[Start of Attachment]

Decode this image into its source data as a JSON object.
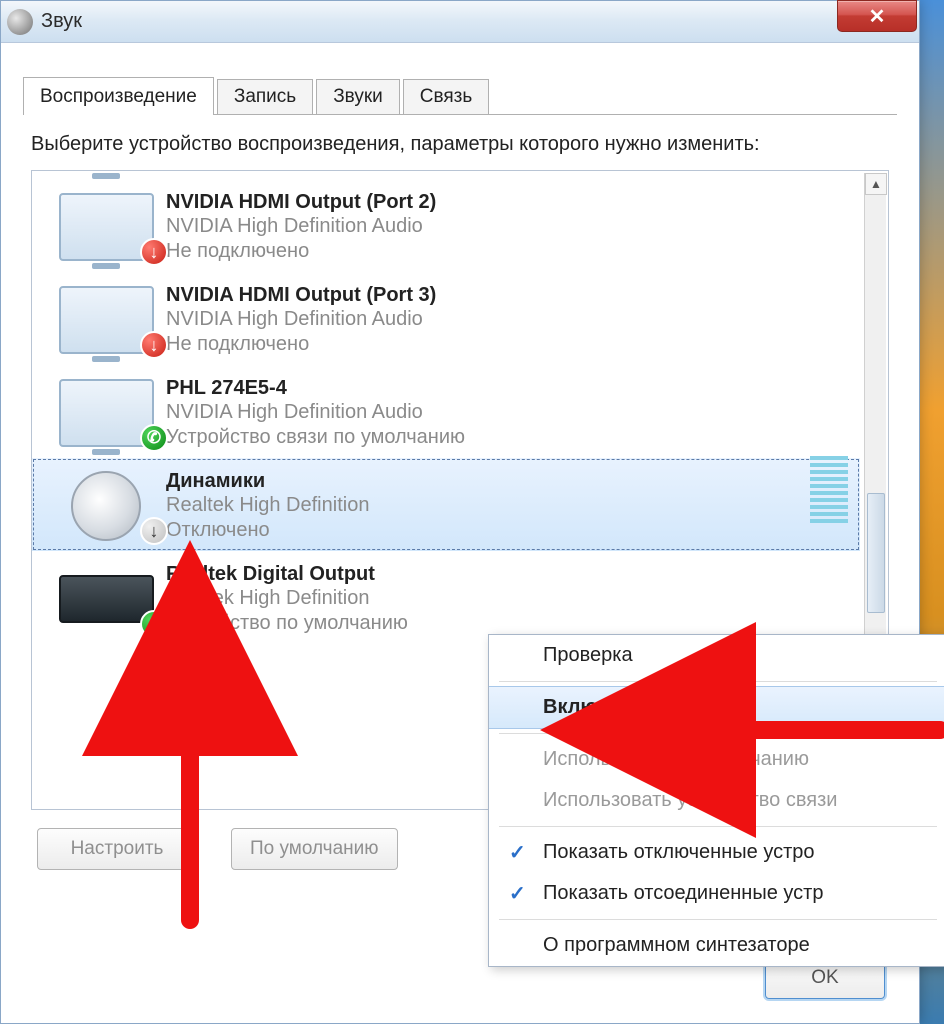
{
  "window": {
    "title": "Звук",
    "close": "×"
  },
  "tabs": {
    "playback": "Воспроизведение",
    "recording": "Запись",
    "sounds": "Звуки",
    "communications": "Связь"
  },
  "instruction": "Выберите устройство воспроизведения, параметры которого нужно изменить:",
  "devices": [
    {
      "name": "NVIDIA HDMI Output (Port 2)",
      "driver": "NVIDIA High Definition Audio",
      "status": "Не подключено"
    },
    {
      "name": "NVIDIA HDMI Output (Port 3)",
      "driver": "NVIDIA High Definition Audio",
      "status": "Не подключено"
    },
    {
      "name": "PHL 274E5-4",
      "driver": "NVIDIA High Definition Audio",
      "status": "Устройство связи по умолчанию"
    },
    {
      "name": "Динамики",
      "driver": "Realtek High Definition",
      "status": "Отключено"
    },
    {
      "name": "Realtek Digital Output",
      "driver": "Realtek High Definition",
      "status": "Устройство по умолчанию"
    }
  ],
  "buttons": {
    "configure": "Настроить",
    "default": "По умолчанию",
    "ok": "OK"
  },
  "context_menu": {
    "test": "Проверка",
    "enable": "Включить",
    "set_default": "Использовать по умолчанию",
    "set_comm": "Использовать устройство связи",
    "show_disabled": "Показать отключенные устро",
    "show_disconnected": "Показать отсоединенные устр",
    "about_synth": "О программном синтезаторе"
  }
}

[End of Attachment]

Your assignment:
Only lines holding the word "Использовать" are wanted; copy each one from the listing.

Expected answer:
    "set_default": "Использовать по умолчанию",
    "set_comm": "Использовать устройство связи",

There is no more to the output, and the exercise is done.